Our branches may be closed, but our
collection is still here for you! We offer contact-free
curbside pickup service at all VPL locations. Items in our collection have
been isolated and will be handled by staff under strict safety guidelines.
After 1948, the 370,000 surviving Jews of Romania became one of the main sources of immigration for the new state of Israel. With the exception of a period in the early 1950s, almost all Romanian Jews left their homeland in several waves to settle in Palestine and Israel. Behind Romania's decision to allow its Jews to leave were practical economic and political reasons: Israel paid for them, and Romania wanted influence in the Middle East. The trade satisfied both states and is still considered a highly confidential matter. In The Ransom of the Jews, Radu Ioanid of the U.S. Holocaust Memorial Museum traces the intriguing story of this secret exchange. Drawing upon restricted archival records and interviews with agents and others directly involved in the operation, he describes how Israel--not without second thoughts--traded cash, agricultural products, and sometimes political influence to ensure the emigration of Jews from Romania. The price was $2,000 to $3,300 per head, and also involved trade and loan considerations. This privileged relationship between the two countries allowed Israel after 1967 to maintain in Bucharest its only embassy in the East European Communist bloc.

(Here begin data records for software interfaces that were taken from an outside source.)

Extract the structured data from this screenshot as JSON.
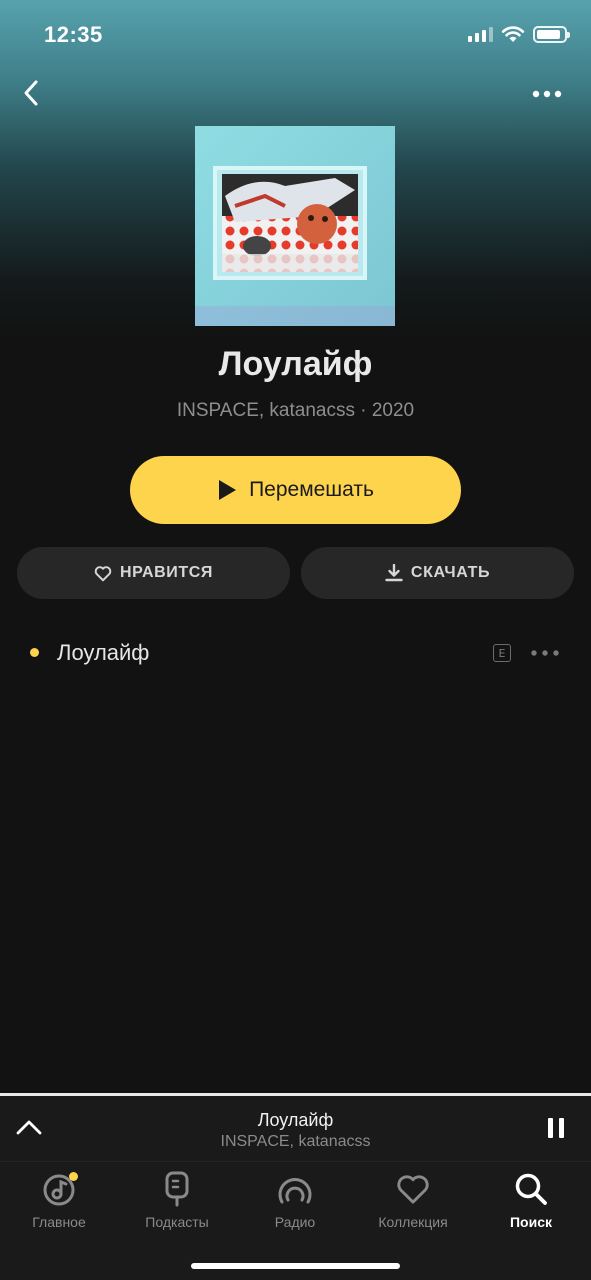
{
  "status_bar": {
    "time": "12:35",
    "battery_level": 0.9
  },
  "header": {
    "back_icon": "chevron-left-icon",
    "more_icon": "more-horizontal-icon"
  },
  "album": {
    "title": "Лоулайф",
    "subtitle": "INSPACE, katanacss · 2020"
  },
  "actions": {
    "shuffle_label": "Перемешать",
    "like_label": "НРАВИТСЯ",
    "download_label": "СКАЧАТЬ"
  },
  "tracks": [
    {
      "title": "Лоулайф",
      "explicit_badge": "E",
      "playing": true
    }
  ],
  "mini_player": {
    "title": "Лоулайф",
    "artist": "INSPACE, katanacss"
  },
  "tabs": [
    {
      "label": "Главное",
      "icon": "music-note-disc-icon",
      "has_badge": true,
      "active": false
    },
    {
      "label": "Подкасты",
      "icon": "microphone-icon",
      "active": false
    },
    {
      "label": "Радио",
      "icon": "radio-waves-icon",
      "active": false
    },
    {
      "label": "Коллекция",
      "icon": "heart-icon",
      "active": false
    },
    {
      "label": "Поиск",
      "icon": "search-icon",
      "active": true
    }
  ],
  "colors": {
    "accent": "#fed44d",
    "background": "#121212",
    "header_tint": "#57a2ad"
  }
}
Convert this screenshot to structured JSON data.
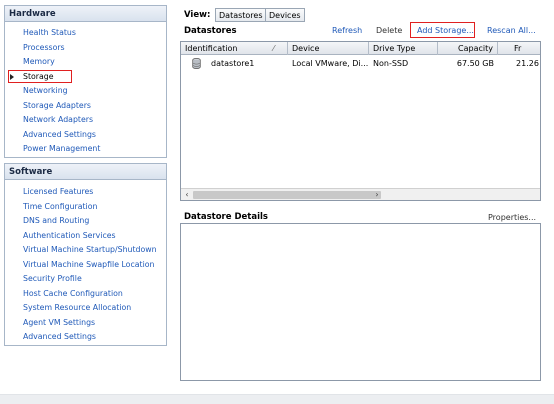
{
  "hardware": {
    "title": "Hardware",
    "items": [
      {
        "label": "Health Status"
      },
      {
        "label": "Processors"
      },
      {
        "label": "Memory"
      },
      {
        "label": "Storage"
      },
      {
        "label": "Networking"
      },
      {
        "label": "Storage Adapters"
      },
      {
        "label": "Network Adapters"
      },
      {
        "label": "Advanced Settings"
      },
      {
        "label": "Power Management"
      }
    ],
    "selected": "Storage"
  },
  "software": {
    "title": "Software",
    "items": [
      {
        "label": "Licensed Features"
      },
      {
        "label": "Time Configuration"
      },
      {
        "label": "DNS and Routing"
      },
      {
        "label": "Authentication Services"
      },
      {
        "label": "Virtual Machine Startup/Shutdown"
      },
      {
        "label": "Virtual Machine Swapfile Location"
      },
      {
        "label": "Security Profile"
      },
      {
        "label": "Host Cache Configuration"
      },
      {
        "label": "System Resource Allocation"
      },
      {
        "label": "Agent VM Settings"
      },
      {
        "label": "Advanced Settings"
      }
    ]
  },
  "view": {
    "label": "View:",
    "options": [
      "Datastores",
      "Devices"
    ],
    "selected": "Datastores"
  },
  "datastores": {
    "title": "Datastores",
    "toolbar": {
      "refresh": "Refresh",
      "delete": "Delete",
      "add_storage": "Add Storage...",
      "rescan": "Rescan All..."
    },
    "columns": [
      "Identification",
      "Device",
      "Drive Type",
      "Capacity",
      "Fr"
    ],
    "rows": [
      {
        "icon": "datastore-icon",
        "identification": "datastore1",
        "device": "Local VMware, Di...",
        "drive_type": "Non-SSD",
        "capacity": "67.50 GB",
        "free": "21.26"
      }
    ]
  },
  "details": {
    "title": "Datastore Details",
    "properties": "Properties..."
  },
  "colors": {
    "link": "#1f59b8",
    "highlight_border": "#e02020",
    "panel_border": "#a7b6c8"
  }
}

It also permitted Nicolae Ceausescu, the anti-Semitic Romanian president, to emerge as a mediator in the Middle East peace process, in which he hoped to use Israel to improve his own relations with the United States. In 1978, during the Jimmy Carter administration, Mr. Ioanid reveals, Washington learned of the sale of Romanian Jews to Israel but turned its eyes for reasons ostensibly related to its policies toward the Soviet Union. In all, some 235,000 Jews emigrated from Romania to Israel under the agreement, which ended with the fall of the Ceausescu regime.